══ MATERIAL PROVIDED ══
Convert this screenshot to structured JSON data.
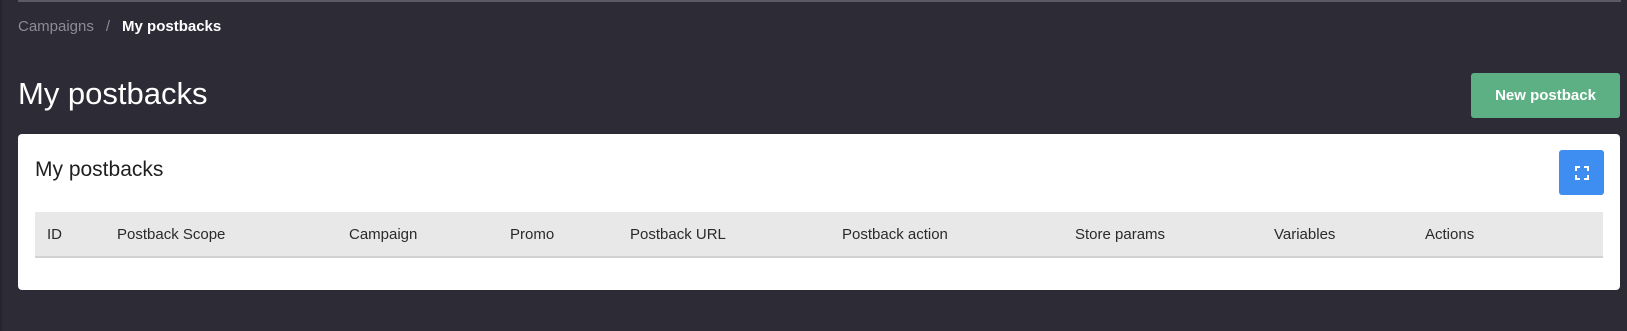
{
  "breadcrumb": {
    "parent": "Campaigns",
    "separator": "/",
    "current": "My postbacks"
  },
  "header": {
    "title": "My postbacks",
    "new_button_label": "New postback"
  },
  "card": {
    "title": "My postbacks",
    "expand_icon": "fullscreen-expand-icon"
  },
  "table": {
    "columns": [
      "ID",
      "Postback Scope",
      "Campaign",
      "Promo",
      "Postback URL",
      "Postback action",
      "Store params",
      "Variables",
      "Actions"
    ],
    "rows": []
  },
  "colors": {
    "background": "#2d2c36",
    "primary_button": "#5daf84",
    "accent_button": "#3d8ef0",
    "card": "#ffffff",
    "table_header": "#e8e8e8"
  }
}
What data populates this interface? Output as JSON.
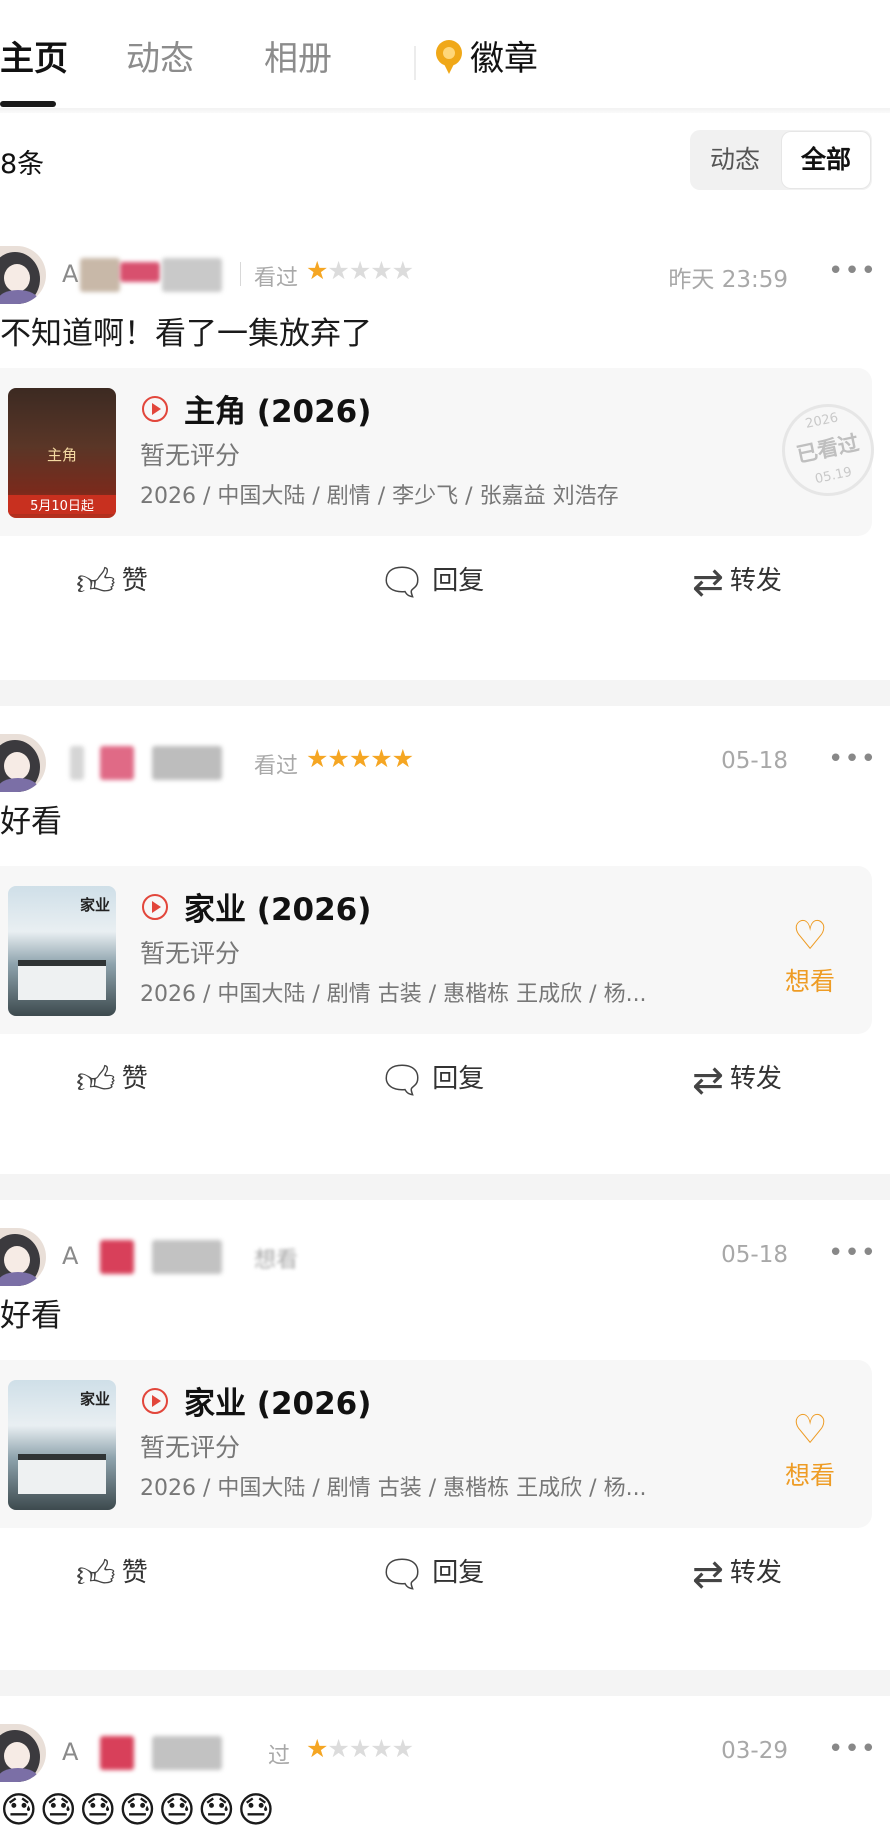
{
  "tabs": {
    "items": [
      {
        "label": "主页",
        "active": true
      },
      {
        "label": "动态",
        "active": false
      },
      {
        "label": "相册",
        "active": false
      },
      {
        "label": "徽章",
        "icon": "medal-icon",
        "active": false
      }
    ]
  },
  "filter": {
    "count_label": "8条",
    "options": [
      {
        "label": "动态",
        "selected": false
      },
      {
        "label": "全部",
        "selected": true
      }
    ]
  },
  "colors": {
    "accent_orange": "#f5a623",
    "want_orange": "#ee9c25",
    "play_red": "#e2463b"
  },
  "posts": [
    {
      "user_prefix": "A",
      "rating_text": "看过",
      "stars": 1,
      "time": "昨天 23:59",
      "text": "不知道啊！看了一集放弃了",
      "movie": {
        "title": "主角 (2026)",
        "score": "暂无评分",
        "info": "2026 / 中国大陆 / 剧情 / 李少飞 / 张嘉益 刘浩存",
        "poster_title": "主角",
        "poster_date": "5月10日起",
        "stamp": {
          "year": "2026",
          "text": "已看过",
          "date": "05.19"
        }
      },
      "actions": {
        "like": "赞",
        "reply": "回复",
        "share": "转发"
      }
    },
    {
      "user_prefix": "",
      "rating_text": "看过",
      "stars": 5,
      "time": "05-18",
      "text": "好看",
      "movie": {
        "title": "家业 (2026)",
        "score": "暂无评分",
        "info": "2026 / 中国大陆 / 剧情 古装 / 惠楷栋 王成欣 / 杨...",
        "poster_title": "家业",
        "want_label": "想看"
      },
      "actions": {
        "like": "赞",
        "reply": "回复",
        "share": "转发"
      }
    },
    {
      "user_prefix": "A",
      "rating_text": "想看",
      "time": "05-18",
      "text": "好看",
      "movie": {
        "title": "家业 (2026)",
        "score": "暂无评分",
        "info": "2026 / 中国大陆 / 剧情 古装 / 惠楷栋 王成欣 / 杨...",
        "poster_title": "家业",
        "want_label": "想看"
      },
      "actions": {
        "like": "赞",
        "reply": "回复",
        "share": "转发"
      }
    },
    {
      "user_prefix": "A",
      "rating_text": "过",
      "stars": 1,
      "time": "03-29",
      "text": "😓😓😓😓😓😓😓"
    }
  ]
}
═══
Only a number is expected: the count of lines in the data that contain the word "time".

4